Given data =
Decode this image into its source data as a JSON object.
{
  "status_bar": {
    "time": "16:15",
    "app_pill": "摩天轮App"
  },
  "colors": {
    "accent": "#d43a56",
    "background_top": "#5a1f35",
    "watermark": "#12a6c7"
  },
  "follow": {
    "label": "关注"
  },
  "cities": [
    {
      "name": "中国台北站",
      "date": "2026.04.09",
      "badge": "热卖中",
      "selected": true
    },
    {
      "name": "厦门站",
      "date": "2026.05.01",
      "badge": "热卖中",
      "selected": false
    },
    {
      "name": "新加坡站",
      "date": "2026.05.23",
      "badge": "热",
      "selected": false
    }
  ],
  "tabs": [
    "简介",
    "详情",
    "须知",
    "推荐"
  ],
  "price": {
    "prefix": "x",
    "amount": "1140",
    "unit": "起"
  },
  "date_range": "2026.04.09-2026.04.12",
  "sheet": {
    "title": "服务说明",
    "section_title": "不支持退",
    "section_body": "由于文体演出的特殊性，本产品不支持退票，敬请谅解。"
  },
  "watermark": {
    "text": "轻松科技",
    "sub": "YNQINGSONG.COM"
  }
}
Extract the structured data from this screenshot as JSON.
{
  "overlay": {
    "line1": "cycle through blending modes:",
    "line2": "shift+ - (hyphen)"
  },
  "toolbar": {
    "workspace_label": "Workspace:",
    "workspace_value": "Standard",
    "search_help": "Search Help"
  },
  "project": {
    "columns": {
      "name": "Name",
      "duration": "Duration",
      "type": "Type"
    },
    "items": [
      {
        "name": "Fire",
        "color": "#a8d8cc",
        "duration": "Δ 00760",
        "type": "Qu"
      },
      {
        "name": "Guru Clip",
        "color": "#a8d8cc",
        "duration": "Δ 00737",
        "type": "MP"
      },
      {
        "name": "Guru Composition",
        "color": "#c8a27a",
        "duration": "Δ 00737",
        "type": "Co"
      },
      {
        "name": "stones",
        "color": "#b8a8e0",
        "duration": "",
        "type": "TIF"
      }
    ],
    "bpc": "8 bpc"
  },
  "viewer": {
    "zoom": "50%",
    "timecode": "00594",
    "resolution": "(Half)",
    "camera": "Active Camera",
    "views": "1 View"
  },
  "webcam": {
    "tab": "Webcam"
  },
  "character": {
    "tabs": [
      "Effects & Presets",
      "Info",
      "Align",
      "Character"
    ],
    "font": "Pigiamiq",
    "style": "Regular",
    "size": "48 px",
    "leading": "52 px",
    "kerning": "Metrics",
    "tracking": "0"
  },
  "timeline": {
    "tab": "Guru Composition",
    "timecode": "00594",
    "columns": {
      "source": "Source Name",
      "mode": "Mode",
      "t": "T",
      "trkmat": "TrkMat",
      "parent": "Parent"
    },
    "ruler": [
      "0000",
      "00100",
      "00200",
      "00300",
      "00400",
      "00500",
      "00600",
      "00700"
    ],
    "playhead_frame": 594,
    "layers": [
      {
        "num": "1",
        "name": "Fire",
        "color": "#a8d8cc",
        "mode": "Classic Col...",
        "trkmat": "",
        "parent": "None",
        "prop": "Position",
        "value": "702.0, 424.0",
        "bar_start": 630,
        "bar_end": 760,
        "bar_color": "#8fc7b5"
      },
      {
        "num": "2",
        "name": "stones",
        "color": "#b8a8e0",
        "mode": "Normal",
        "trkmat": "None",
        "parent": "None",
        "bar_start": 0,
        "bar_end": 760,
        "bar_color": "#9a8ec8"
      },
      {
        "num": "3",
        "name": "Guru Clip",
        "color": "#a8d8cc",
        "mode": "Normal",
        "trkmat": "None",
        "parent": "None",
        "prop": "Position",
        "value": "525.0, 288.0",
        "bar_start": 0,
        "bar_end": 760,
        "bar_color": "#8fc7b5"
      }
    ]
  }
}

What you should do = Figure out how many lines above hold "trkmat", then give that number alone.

Answer area = 4